The Japanese just seem to have way of looking at things from a different angle, which has had a big impact on Toyota’s thinking as their production system came to life. An interesting example of this is the concept of kintsugi, or kintsukuroi. It means something like ‘the art of the golden repair’. The person fixing the broken piece does the opposite of trying to restore it to original condition – he laces the resin with gold or silver particles and actually highlights the break; and by using the precious metals renders the object more valuable for having been broken.
Think about this in terms of lean, and in terms of our culture. Not only does the kid (or husband) who breaks mom’s favorite dish try to fix it in a manner that makes the break impossible to find before she finds out, but we run factories by the same thinking. When there is a problem we do whatever we can to fix it – make up for the damage done as quickly as possible so that when and if the problem becomes known to the boss we can tell him it’s been taken care of with no harm done. We do that, of course, because both moms and bosses have a reputation for raining their wrath down upon the person responsible for the break.

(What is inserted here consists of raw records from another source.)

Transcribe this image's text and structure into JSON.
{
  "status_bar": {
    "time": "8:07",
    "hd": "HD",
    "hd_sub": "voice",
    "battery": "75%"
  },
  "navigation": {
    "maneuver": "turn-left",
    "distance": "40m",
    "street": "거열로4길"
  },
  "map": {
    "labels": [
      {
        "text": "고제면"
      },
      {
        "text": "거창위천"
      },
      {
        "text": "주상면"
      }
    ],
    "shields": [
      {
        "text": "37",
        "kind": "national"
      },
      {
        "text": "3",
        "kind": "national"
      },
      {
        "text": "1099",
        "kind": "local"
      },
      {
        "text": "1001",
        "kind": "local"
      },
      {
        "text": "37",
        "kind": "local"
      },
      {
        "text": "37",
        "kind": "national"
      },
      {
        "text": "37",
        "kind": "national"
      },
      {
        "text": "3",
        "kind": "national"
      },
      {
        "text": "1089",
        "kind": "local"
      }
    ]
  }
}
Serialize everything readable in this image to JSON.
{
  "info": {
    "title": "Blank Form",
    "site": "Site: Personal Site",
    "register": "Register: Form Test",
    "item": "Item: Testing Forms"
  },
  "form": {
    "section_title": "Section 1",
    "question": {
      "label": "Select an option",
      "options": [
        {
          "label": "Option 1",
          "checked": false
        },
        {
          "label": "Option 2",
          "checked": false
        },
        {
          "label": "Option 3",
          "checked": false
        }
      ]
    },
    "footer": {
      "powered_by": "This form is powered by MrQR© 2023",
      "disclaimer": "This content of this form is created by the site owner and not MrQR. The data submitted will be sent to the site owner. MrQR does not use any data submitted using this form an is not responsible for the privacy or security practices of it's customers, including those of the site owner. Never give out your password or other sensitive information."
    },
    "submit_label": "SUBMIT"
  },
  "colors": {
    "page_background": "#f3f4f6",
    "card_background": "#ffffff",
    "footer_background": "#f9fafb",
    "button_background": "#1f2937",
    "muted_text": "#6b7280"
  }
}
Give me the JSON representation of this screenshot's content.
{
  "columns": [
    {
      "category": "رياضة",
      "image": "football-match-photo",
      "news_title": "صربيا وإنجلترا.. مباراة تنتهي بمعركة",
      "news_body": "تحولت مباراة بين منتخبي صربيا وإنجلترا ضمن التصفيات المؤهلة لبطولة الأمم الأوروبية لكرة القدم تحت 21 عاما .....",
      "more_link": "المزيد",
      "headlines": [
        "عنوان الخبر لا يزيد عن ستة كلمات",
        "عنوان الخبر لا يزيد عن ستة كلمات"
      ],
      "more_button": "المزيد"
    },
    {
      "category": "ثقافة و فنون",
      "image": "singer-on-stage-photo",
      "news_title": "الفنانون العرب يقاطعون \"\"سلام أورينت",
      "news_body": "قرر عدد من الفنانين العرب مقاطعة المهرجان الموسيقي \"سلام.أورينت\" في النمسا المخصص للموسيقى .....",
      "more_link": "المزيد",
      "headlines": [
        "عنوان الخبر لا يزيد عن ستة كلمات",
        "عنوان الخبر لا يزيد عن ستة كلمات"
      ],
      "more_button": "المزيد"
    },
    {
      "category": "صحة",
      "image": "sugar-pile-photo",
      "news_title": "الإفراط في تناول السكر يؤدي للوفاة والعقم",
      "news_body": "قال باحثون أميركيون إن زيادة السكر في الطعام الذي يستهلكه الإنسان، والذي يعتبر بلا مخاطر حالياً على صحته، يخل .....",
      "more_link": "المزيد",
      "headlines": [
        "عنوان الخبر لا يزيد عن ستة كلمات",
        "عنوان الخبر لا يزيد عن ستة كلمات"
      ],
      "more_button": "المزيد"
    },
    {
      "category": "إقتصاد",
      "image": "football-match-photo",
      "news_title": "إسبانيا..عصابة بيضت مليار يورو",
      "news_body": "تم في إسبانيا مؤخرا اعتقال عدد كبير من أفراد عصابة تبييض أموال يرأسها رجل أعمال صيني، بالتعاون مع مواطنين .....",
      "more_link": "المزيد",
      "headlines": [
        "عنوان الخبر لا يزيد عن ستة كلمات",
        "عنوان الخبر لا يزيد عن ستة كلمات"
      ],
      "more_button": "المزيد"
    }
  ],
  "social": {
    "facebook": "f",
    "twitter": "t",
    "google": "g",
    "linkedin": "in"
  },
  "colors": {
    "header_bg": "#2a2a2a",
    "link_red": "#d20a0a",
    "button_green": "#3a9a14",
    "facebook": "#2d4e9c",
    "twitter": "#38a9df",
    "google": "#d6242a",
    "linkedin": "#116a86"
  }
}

Kintsugi actually celebrates problems; and the idea of using the break as an opportunity to increase the value of the thing that was broken is remarkable … and powerful. In lean terms it is at the essence of kaizen – continuous improvement. We can’t fix something – a process – if we have people going to great lengths to hide the fact that it is broken. We can only get better when we encourage people to bring problems to light. And done when right, a kaizen event doesn’t just mend broken processes – it revamps it and leaves it better for having been fixed. And, if we are smart and honest, we make public and celebrate the work. It is kintsukuroi thinking at its finest.